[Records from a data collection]
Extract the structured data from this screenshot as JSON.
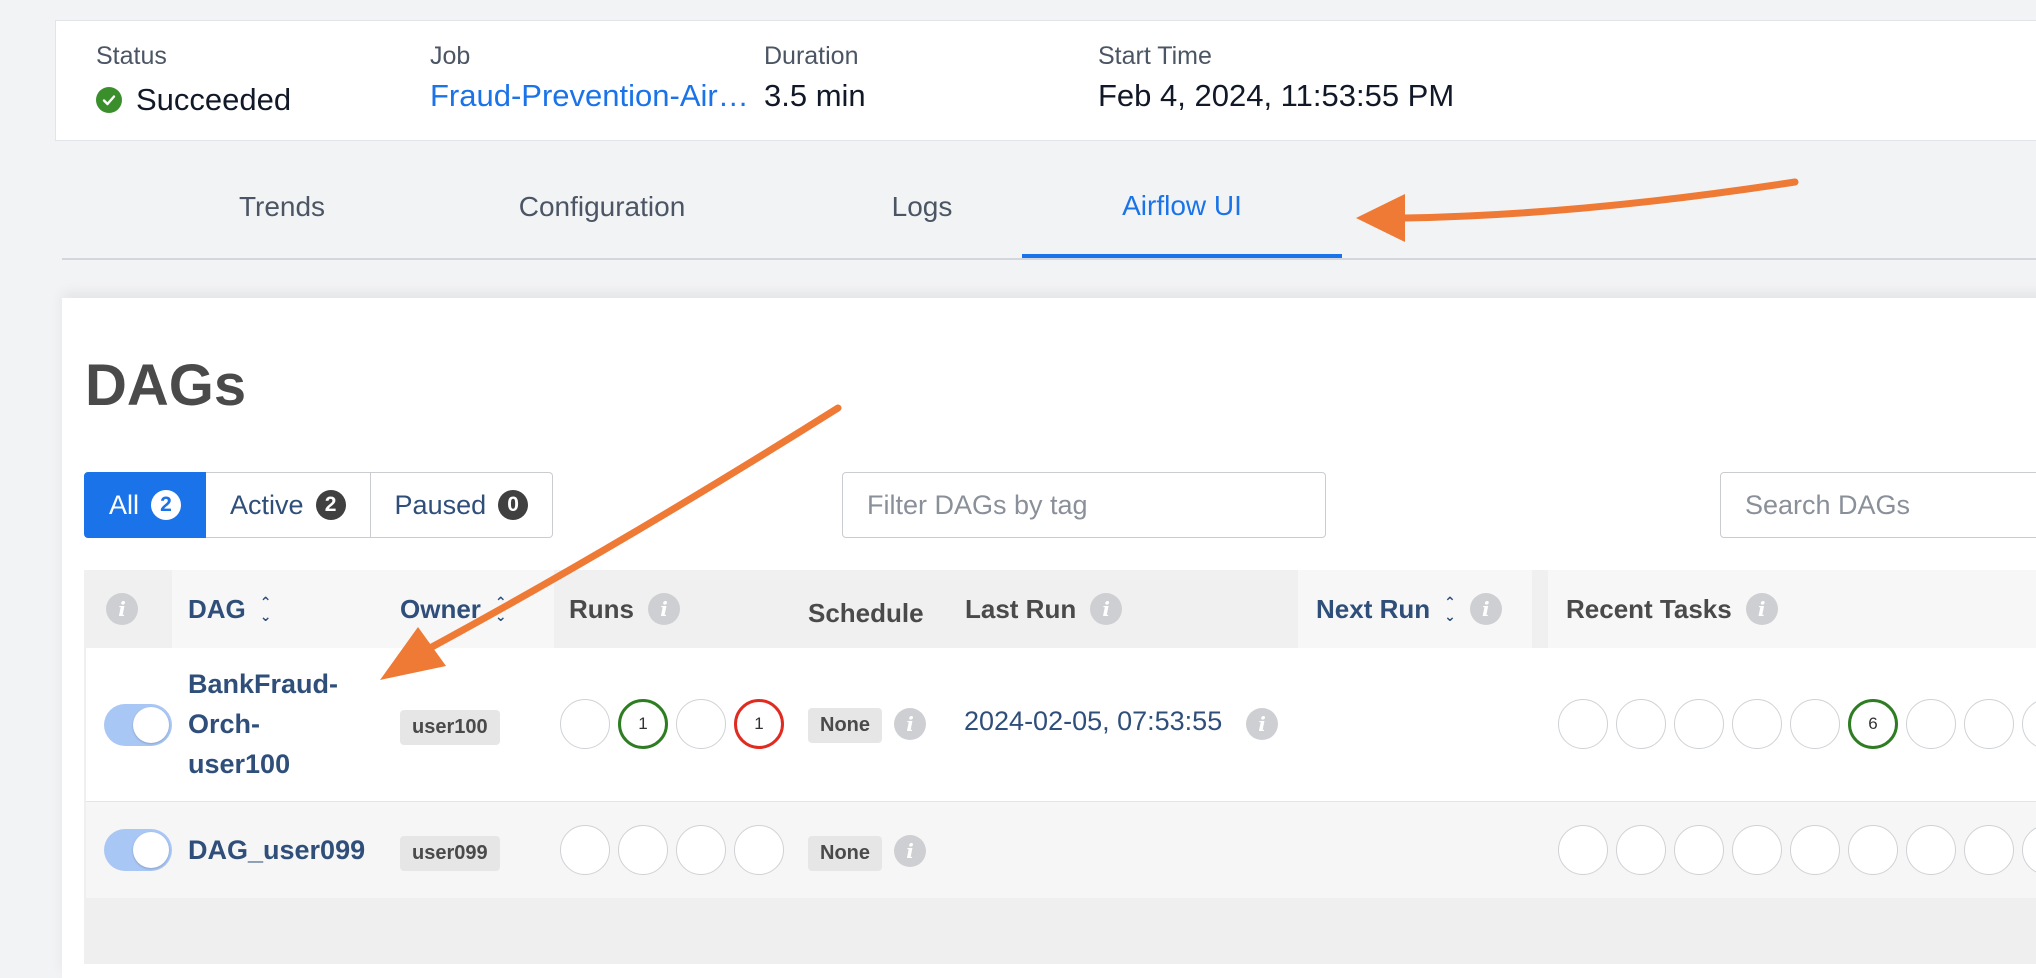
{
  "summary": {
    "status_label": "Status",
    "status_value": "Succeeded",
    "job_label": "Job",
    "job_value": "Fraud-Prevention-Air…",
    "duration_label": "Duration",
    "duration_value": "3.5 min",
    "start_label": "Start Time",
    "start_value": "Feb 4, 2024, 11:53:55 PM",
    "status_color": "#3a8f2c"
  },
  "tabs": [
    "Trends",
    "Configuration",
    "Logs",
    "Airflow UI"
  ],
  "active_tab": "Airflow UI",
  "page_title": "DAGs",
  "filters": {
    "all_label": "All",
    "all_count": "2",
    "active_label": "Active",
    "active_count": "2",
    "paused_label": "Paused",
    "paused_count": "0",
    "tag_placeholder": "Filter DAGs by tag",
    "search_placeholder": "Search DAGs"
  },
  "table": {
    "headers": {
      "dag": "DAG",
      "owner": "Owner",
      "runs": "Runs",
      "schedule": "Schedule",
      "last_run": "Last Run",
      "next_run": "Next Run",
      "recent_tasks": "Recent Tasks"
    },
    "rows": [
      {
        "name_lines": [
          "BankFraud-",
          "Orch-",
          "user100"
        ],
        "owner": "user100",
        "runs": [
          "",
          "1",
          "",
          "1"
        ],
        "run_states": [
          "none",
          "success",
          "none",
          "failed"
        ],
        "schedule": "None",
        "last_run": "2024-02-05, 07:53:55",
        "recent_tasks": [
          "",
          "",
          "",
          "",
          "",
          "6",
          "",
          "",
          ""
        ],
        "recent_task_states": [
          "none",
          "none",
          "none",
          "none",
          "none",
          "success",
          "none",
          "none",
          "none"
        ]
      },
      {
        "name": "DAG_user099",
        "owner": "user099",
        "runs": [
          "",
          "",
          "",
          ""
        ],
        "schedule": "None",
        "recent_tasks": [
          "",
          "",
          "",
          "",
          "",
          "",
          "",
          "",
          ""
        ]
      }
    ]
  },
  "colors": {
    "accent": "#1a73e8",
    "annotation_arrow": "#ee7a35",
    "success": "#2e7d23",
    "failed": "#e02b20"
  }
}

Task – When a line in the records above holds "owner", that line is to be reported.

Output of the task –
      "owner": "Owner",
        "owner": "user100",
        "owner": "user099",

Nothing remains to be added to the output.